**EXERCISE DIRECTIONS**
Whenever a line in the data holds the string "Curso", pull that line out.

**INFORMATION SHOWN**
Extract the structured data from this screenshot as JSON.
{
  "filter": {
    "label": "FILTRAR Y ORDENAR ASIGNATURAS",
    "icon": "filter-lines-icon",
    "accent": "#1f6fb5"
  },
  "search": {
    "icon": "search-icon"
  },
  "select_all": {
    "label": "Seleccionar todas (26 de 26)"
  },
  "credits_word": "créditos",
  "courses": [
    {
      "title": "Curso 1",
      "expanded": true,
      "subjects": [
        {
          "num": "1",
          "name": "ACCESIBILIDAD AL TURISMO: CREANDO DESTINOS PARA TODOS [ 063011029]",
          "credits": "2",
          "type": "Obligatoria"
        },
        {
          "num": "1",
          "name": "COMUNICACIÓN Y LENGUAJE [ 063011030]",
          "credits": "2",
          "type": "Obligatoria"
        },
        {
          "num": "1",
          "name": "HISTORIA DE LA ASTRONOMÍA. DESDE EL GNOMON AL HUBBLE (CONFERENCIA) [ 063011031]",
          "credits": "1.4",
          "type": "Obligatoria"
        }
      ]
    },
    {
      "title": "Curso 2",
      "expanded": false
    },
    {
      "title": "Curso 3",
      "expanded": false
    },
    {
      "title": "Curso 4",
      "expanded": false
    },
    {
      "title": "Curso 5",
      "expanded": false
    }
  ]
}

**TASK SOLUTION**
      "title": "Curso 1",
      "title": "Curso 2",
      "title": "Curso 3",
      "title": "Curso 4",
      "title": "Curso 5",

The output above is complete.